Data Centre stock in India to double by 2024; USD 20 billion investments estimated by 2025
CBRE South Asia Pvt. Ltd, India’s leading real estate consulting firm, has announced the findings of its latest report, “Data Centres in India: Powering Up Real Estate in a ‘Data-High’ Era”. According to the report, Data Centre (DC) investments in India are expected to surpass USD 20 billion by 2025. The growing digitalization, coupled with a strong government policy impetus, has led to a surge in demand for DCs in India. In addition, OTT, online gaming, increased smartphone usage, e-commerce, online schooling by EdTech platforms, location-agnostic work, along with advanced technologies including machine learning, 5G, blockchain, and artificial intelligence, has led to a multi-fold jump in data transmission and need for high spec servers.
According to our latest report, in H1 2022, the DC stock in India exceeded 9 million sq. ft. with a 600+ MW capacity in India. It is expected that the DC capacity will almost double by 2024, with more than 400 MW currently under construction across cities in India. Mumbai is expected to lead the supply addition, followed by Bangalore, Chennai, and Delhi-NCR.
Mumbai led in terms of pan-India DC stock, accounting for a share of about 48%, followed by Bangalore at about 18%, along with Chennai (9%), which is now gradually becoming one of the fastest growing DC markets in India. Together, these three cities accounted for nearly 75% of India’s DC footprint. In addition, Delhi-NCR, Pune, Hyderabad, and Kolkata accounted for the remaining 25% of the DC market in India.
According to the report, hyperscale DCs majorly dominated investments during 2018-2021 with a share of about 77% – a similar trend was recorded in H1 2022. Moreover, investments in hyperscale DCs were majorly spread across the top states, with West Bengal leading with a share of 22%, followed by Uttar Pradesh (19%), Telangana (16%), and Tamil Nadu (8%). On the other hand, more than half of investments announced in colocation DCs were across India, while the remaining half was split between the key states of Tamil Nadu, Maharashtra, West Bengal, Uttar Pradesh, and Telangana.

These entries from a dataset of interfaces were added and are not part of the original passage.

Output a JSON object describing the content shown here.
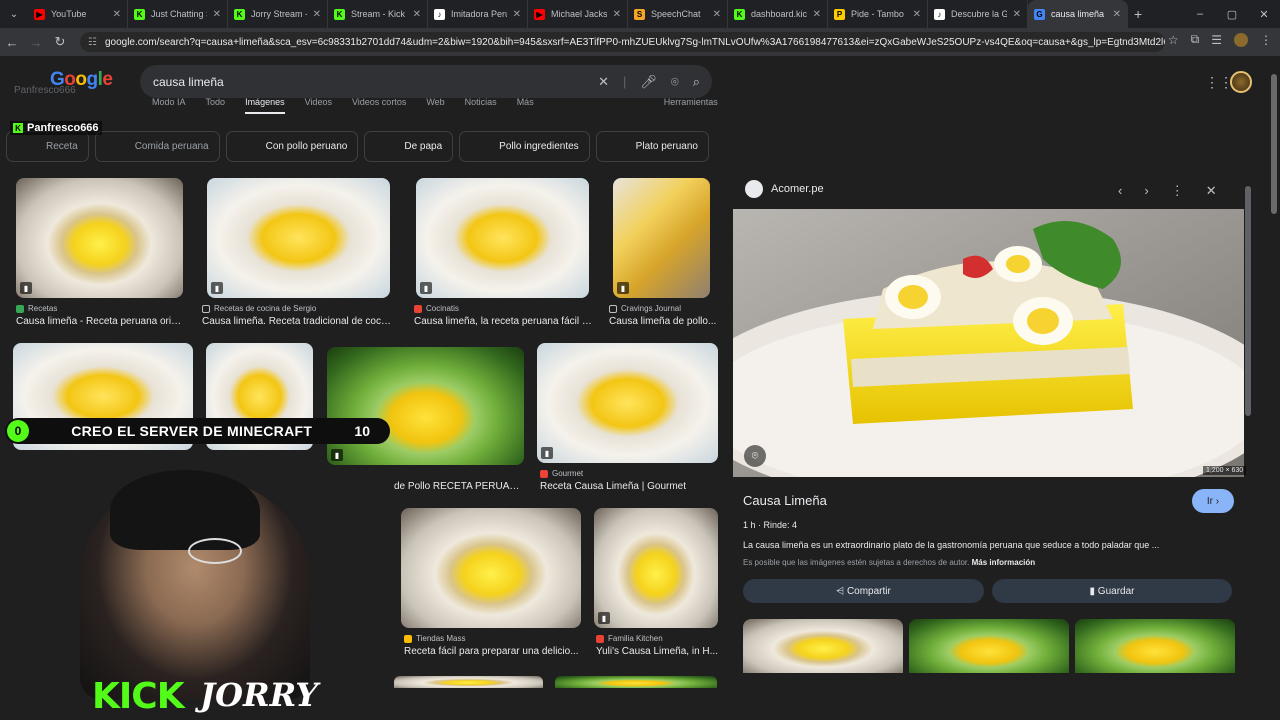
{
  "tabs": [
    {
      "title": "YouTube",
      "color": "#ff0000",
      "glyph": "▶"
    },
    {
      "title": "Just Chatting S",
      "color": "#53fc18",
      "glyph": "K"
    },
    {
      "title": "Jorry Stream -",
      "color": "#53fc18",
      "glyph": "K"
    },
    {
      "title": "Stream - Kick E",
      "color": "#53fc18",
      "glyph": "K"
    },
    {
      "title": "Imitadora Peru",
      "color": "#ffffff",
      "glyph": "♪"
    },
    {
      "title": "Michael Jackso",
      "color": "#ff0000",
      "glyph": "▶"
    },
    {
      "title": "SpeechChat",
      "color": "#f5a623",
      "glyph": "S"
    },
    {
      "title": "dashboard.kick",
      "color": "#53fc18",
      "glyph": "K"
    },
    {
      "title": "Pide - Tambo |",
      "color": "#ffcc00",
      "glyph": "P"
    },
    {
      "title": "Descubre la Gu",
      "color": "#ffffff",
      "glyph": "♪"
    },
    {
      "title": "causa limeña -",
      "color": "#4285f4",
      "glyph": "G"
    }
  ],
  "url": "google.com/search?q=causa+limeña&sca_esv=6c98331b2701dd74&udm=2&biw=1920&bih=945&sxsrf=AE3TifPP0-mhZUEUklvg7Sg-lmTNLvOUfw%3A1766198477613&ei=zQxGabeWJeS25OUPz-vs4QE&oq=causa+&gs_lp=Egtnd3Mtd2l6LWltZyIG...",
  "search": {
    "query": "causa limeña"
  },
  "logo": [
    "G",
    "o",
    "o",
    "g",
    "l",
    "e"
  ],
  "ghost": "Panfresco666",
  "kick_user": "Panfresco666",
  "navtabs": [
    "Modo IA",
    "Todo",
    "Imágenes",
    "Videos",
    "Videos cortos",
    "Web",
    "Noticias",
    "Más",
    "Herramientas"
  ],
  "chips": [
    {
      "label": "Receta",
      "dim": true
    },
    {
      "label": "Comida peruana",
      "dim": true
    },
    {
      "label": "Con pollo peruano",
      "dim": false
    },
    {
      "label": "De papa",
      "dim": false
    },
    {
      "label": "Pollo ingredientes",
      "dim": false
    },
    {
      "label": "Plato peruano",
      "dim": false
    }
  ],
  "results": [
    {
      "source": "Recetas",
      "caption": "Causa limeña - Receta peruana origi...",
      "color": "#34a853"
    },
    {
      "source": "Recetas de cocina de Sergio",
      "caption": "Causa limeña. Receta tradicional de cocin...",
      "color": "#bdc1c6"
    },
    {
      "source": "Cocinatis",
      "caption": "Causa limeña, la receta peruana fácil y ...",
      "color": "#ea4335"
    },
    {
      "source": "Cravings Journal",
      "caption": "Causa limeña de pollo...",
      "color": "#bdc1c6"
    },
    {
      "source": "",
      "caption": "de Pollo RECETA PERUAN...",
      "color": "#bdc1c6"
    },
    {
      "source": "Gourmet",
      "caption": "Receta Causa Limeña | Gourmet",
      "color": "#ea4335"
    },
    {
      "source": "Tiendas Mass",
      "caption": "Receta fácil para preparar una delicio...",
      "color": "#fbbc05"
    },
    {
      "source": "Familia Kitchen",
      "caption": "Yuli's Causa Limeña, in H...",
      "color": "#ea4335"
    }
  ],
  "panel": {
    "site": "Acomer.pe",
    "title": "Causa Limeña",
    "go": "Ir",
    "meta": "1 h · Rinde: 4",
    "desc": "La causa limeña es un extraordinario plato de la gastronomía peruana que seduce a todo paladar que ...",
    "rights": "Es posible que las imágenes estén sujetas a derechos de autor.",
    "more": "Más información",
    "share": "Compartir",
    "save": "Guardar",
    "dims": "1,200 × 630"
  },
  "stream": {
    "goal_current": "0",
    "goal_text": "CREO EL SERVER DE MINECRAFT",
    "goal_target": "10",
    "brand": "KICK",
    "streamer": "JORRY"
  }
}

The report also highlighted that the industry is focusing on white space strategies in order to future-proof itself. White space is the space allocated in DCs for IT equipment, including servers, storage, network gear, racks, cooling units, and power distribution systems. Currently, white space accounts for approximately 78% of the total infrastructure investment worldwide. Along with scalability, speed to market and migration strategies, DC owners and operators should also pay close attention to three crucial implementation processes: risk management, consistency, and execution timing.
Sustainability and Efficiency
The report stated that considering DCs’ high energy consumption, ESG adoption has become a necessity. Although DCs have historically had a high carbon footprint, they offer a valuable path towards a greener, more sustainable world. The report highlighted that DCs could switch to green and renewable energy sources, reuse excess heat and rethink how they are designed, managed & disposed, right through to end-of-life. However, very few DC operators in India have installed renewable energy sources due to a lack of standard norms. In 2016, the Indian Green Building Council (IGBC) created a pilot version of the ‘Green Data Centre Rating System’ to address this issue. Further, the IGBC has framed a ‘Renewable Energy Standard for DCs in India’ in collaboration with the Uptime Institute to encourage DC operators to invest in renewable energy. In addition, AI and Machine Learning are transforming the traditional DC industry to ensure cost-effective sustainability.
Anshuman Magazine, Chairman & CEO – India, South-East Asia, Middle East & Africa, CBRE, said, “With businesses across sectors expanding their digital infrastructure, DCs are becoming increasingly important as a larger alternate real estate class. Following policy refinement on the government’s part, the DC segment in India is expected to continue to grow. Tier II and III cities are also expected to see a rise in demand. As a result, we anticipate heightened DC growth and continued interest from investors looking to capitalize on the attractiveness of DCs as an alternative real estate investment option.”
Ram Chandnani, Managing Director, Advisory & Transactions Services, CBRE India, said, “DCs have emerged as one of the top-performing alternate asset classes in the global real estate market. With the progressive interest of global investors, operators and developers in this segment, the next decade is likely to witness the inclusion of quality DCs in future real estate portfolios. Technology and automation will also play a key role in terms of how DCs evolve over the next three to five years.”